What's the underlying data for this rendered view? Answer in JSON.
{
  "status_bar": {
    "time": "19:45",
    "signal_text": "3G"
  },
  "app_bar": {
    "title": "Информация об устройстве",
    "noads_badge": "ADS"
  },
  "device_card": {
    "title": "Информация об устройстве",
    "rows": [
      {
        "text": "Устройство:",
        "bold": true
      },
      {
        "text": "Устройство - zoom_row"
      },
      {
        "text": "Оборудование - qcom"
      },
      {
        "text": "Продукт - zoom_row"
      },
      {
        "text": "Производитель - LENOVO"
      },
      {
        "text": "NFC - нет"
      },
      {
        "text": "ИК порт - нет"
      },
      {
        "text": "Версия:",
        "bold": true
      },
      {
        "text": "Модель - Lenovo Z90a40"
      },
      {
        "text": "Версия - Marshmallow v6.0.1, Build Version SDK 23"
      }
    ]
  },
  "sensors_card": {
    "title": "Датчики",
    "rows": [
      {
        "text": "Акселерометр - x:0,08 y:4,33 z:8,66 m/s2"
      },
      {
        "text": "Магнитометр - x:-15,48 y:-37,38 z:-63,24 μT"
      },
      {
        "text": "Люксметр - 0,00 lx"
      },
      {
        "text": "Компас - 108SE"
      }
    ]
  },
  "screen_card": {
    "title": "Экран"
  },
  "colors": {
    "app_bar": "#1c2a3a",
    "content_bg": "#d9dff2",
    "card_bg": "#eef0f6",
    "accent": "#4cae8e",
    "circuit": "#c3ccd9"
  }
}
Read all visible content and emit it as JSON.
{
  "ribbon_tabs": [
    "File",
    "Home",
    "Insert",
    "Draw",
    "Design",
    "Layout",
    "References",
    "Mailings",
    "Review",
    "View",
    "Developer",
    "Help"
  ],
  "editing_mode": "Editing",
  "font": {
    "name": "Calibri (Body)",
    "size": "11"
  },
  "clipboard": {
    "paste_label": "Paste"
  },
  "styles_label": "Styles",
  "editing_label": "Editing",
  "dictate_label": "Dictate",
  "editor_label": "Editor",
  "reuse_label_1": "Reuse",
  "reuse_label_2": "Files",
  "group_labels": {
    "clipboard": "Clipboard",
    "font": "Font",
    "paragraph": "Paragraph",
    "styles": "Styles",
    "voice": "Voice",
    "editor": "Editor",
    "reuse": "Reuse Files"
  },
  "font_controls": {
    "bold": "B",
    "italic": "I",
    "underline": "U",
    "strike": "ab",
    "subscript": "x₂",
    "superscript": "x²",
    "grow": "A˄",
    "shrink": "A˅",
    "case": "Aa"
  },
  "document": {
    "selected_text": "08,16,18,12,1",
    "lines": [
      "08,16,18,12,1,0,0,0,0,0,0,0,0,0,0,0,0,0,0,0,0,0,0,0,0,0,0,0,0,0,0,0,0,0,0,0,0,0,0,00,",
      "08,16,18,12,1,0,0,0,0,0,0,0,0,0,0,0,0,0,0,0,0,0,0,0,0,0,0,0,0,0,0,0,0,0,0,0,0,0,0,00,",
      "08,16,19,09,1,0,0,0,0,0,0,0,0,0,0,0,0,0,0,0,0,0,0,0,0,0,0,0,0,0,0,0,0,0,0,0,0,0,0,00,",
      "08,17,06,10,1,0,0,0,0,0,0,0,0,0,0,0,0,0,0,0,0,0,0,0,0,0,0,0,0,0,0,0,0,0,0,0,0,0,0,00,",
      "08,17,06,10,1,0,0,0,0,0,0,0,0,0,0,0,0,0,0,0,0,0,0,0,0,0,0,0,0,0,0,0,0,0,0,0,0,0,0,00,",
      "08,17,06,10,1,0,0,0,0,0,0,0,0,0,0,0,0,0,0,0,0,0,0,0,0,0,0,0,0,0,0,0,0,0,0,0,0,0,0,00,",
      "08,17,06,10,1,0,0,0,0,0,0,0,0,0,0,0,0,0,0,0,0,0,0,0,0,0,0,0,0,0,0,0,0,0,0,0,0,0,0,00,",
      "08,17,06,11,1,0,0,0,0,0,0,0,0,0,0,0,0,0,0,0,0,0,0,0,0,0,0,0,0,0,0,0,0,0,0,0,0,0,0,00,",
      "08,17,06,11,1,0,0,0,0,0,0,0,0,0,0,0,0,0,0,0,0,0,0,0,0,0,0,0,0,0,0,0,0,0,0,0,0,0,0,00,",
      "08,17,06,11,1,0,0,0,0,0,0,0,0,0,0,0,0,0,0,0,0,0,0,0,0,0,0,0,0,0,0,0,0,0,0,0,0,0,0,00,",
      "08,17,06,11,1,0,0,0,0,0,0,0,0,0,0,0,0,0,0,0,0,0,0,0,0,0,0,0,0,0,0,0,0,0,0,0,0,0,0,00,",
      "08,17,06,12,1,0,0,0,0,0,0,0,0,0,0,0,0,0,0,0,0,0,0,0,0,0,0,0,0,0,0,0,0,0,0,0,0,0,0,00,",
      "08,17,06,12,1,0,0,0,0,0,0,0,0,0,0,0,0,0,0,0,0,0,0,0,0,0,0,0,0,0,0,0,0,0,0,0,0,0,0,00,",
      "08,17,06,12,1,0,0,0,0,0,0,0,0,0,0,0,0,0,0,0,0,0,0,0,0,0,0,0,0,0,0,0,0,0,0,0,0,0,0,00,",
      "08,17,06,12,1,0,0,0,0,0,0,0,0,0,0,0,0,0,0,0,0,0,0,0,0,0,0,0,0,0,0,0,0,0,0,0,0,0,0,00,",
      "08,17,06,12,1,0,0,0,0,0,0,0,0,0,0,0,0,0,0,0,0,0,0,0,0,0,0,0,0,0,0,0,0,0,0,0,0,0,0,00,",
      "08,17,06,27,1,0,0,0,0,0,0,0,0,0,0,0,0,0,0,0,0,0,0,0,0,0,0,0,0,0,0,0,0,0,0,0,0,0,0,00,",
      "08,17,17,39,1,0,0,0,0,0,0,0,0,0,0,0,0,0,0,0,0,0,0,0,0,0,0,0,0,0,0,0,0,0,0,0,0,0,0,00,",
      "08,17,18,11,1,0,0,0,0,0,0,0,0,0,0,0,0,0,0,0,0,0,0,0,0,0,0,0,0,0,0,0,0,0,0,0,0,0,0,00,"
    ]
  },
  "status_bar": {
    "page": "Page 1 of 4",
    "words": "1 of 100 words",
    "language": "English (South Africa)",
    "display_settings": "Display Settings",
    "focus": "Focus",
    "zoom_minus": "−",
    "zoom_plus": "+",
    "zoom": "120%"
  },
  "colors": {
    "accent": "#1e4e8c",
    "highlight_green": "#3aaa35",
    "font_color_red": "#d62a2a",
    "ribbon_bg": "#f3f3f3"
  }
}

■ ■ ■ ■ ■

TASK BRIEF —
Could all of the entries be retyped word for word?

OUTPUT OF THE TASK —
What's the underlying data for this rendered view? Answer in JSON.
{
  "status_bar": {
    "time": "19:45",
    "signal_text": "3G"
  },
  "app_bar": {
    "title": "Информация об устройстве",
    "noads_badge": "ADS"
  },
  "device_card": {
    "title": "Информация об устройстве",
    "rows": [
      {
        "text": "Устройство:",
        "bold": true
      },
      {
        "text": "Устройство - zoom_row"
      },
      {
        "text": "Оборудование - qcom"
      },
      {
        "text": "Продукт - zoom_row"
      },
      {
        "text": "Производитель - LENOVO"
      },
      {
        "text": "NFC - нет"
      },
      {
        "text": "ИК порт - нет"
      },
      {
        "text": "Версия:",
        "bold": true
      },
      {
        "text": "Модель - Lenovo Z90a40"
      },
      {
        "text": "Версия - Marshmallow v6.0.1, Build Version SDK 23"
      }
    ]
  },
  "sensors_card": {
    "title": "Датчики",
    "rows": [
      {
        "text": "Акселерометр - x:0,08 y:4,33 z:8,66 m/s2"
      },
      {
        "text": "Магнитометр - x:-15,48 y:-37,38 z:-63,24 μT"
      },
      {
        "text": "Люксметр - 0,00 lx"
      },
      {
        "text": "Компас - 108SE"
      }
    ]
  },
  "screen_card": {
    "title": "Экран"
  },
  "colors": {
    "app_bar": "#1c2a3a",
    "content_bg": "#d9dff2",
    "card_bg": "#eef0f6",
    "accent": "#4cae8e",
    "circuit": "#c3ccd9"
  }
}
Read all visible content and emit it as JSON.
{
  "ribbon_tabs": [
    "File",
    "Home",
    "Insert",
    "Draw",
    "Design",
    "Layout",
    "References",
    "Mailings",
    "Review",
    "View",
    "Developer",
    "Help"
  ],
  "editing_mode": "Editing",
  "font": {
    "name": "Calibri (Body)",
    "size": "11"
  },
  "clipboard": {
    "paste_label": "Paste"
  },
  "styles_label": "Styles",
  "editing_label": "Editing",
  "dictate_label": "Dictate",
  "editor_label": "Editor",
  "reuse_label_1": "Reuse",
  "reuse_label_2": "Files",
  "group_labels": {
    "clipboard": "Clipboard",
    "font": "Font",
    "paragraph": "Paragraph",
    "styles": "Styles",
    "voice": "Voice",
    "editor": "Editor",
    "reuse": "Reuse Files"
  },
  "font_controls": {
    "bold": "B",
    "italic": "I",
    "underline": "U",
    "strike": "ab",
    "subscript": "x₂",
    "superscript": "x²",
    "grow": "A˄",
    "shrink": "A˅",
    "case": "Aa"
  },
  "document": {
    "selected_text": "08,16,18,12,1",
    "lines": [
      "08,16,18,12,1,0,0,0,0,0,0,0,0,0,0,0,0,0,0,0,0,0,0,0,0,0,0,0,0,0,0,0,0,0,0,0,0,0,0,00,",
      "08,16,18,12,1,0,0,0,0,0,0,0,0,0,0,0,0,0,0,0,0,0,0,0,0,0,0,0,0,0,0,0,0,0,0,0,0,0,0,00,",
      "08,16,19,09,1,0,0,0,0,0,0,0,0,0,0,0,0,0,0,0,0,0,0,0,0,0,0,0,0,0,0,0,0,0,0,0,0,0,0,00,",
      "08,17,06,10,1,0,0,0,0,0,0,0,0,0,0,0,0,0,0,0,0,0,0,0,0,0,0,0,0,0,0,0,0,0,0,0,0,0,0,00,",
      "08,17,06,10,1,0,0,0,0,0,0,0,0,0,0,0,0,0,0,0,0,0,0,0,0,0,0,0,0,0,0,0,0,0,0,0,0,0,0,00,",
      "08,17,06,10,1,0,0,0,0,0,0,0,0,0,0,0,0,0,0,0,0,0,0,0,0,0,0,0,0,0,0,0,0,0,0,0,0,0,0,00,",
      "08,17,06,10,1,0,0,0,0,0,0,0,0,0,0,0,0,0,0,0,0,0,0,0,0,0,0,0,0,0,0,0,0,0,0,0,0,0,0,00,",
      "08,17,06,11,1,0,0,0,0,0,0,0,0,0,0,0,0,0,0,0,0,0,0,0,0,0,0,0,0,0,0,0,0,0,0,0,0,0,0,00,",
      "08,17,06,11,1,0,0,0,0,0,0,0,0,0,0,0,0,0,0,0,0,0,0,0,0,0,0,0,0,0,0,0,0,0,0,0,0,0,0,00,",
      "08,17,06,11,1,0,0,0,0,0,0,0,0,0,0,0,0,0,0,0,0,0,0,0,0,0,0,0,0,0,0,0,0,0,0,0,0,0,0,00,",
      "08,17,06,11,1,0,0,0,0,0,0,0,0,0,0,0,0,0,0,0,0,0,0,0,0,0,0,0,0,0,0,0,0,0,0,0,0,0,0,00,",
      "08,17,06,12,1,0,0,0,0,0,0,0,0,0,0,0,0,0,0,0,0,0,0,0,0,0,0,0,0,0,0,0,0,0,0,0,0,0,0,00,",
      "08,17,06,12,1,0,0,0,0,0,0,0,0,0,0,0,0,0,0,0,0,0,0,0,0,0,0,0,0,0,0,0,0,0,0,0,0,0,0,00,",
      "08,17,06,12,1,0,0,0,0,0,0,0,0,0,0,0,0,0,0,0,0,0,0,0,0,0,0,0,0,0,0,0,0,0,0,0,0,0,0,00,",
      "08,17,06,12,1,0,0,0,0,0,0,0,0,0,0,0,0,0,0,0,0,0,0,0,0,0,0,0,0,0,0,0,0,0,0,0,0,0,0,00,",
      "08,17,06,12,1,0,0,0,0,0,0,0,0,0,0,0,0,0,0,0,0,0,0,0,0,0,0,0,0,0,0,0,0,0,0,0,0,0,0,00,",
      "08,17,06,27,1,0,0,0,0,0,0,0,0,0,0,0,0,0,0,0,0,0,0,0,0,0,0,0,0,0,0,0,0,0,0,0,0,0,0,00,",
      "08,17,17,39,1,0,0,0,0,0,0,0,0,0,0,0,0,0,0,0,0,0,0,0,0,0,0,0,0,0,0,0,0,0,0,0,0,0,0,00,",
      "08,17,18,11,1,0,0,0,0,0,0,0,0,0,0,0,0,0,0,0,0,0,0,0,0,0,0,0,0,0,0,0,0,0,0,0,0,0,0,00,"
    ]
  },
  "status_bar": {
    "page": "Page 1 of 4",
    "words": "1 of 100 words",
    "language": "English (South Africa)",
    "display_settings": "Display Settings",
    "focus": "Focus",
    "zoom_minus": "−",
    "zoom_plus": "+",
    "zoom": "120%"
  },
  "colors": {
    "accent": "#1e4e8c",
    "highlight_green": "#3aaa35",
    "font_color_red": "#d62a2a",
    "ribbon_bg": "#f3f3f3"
  }
}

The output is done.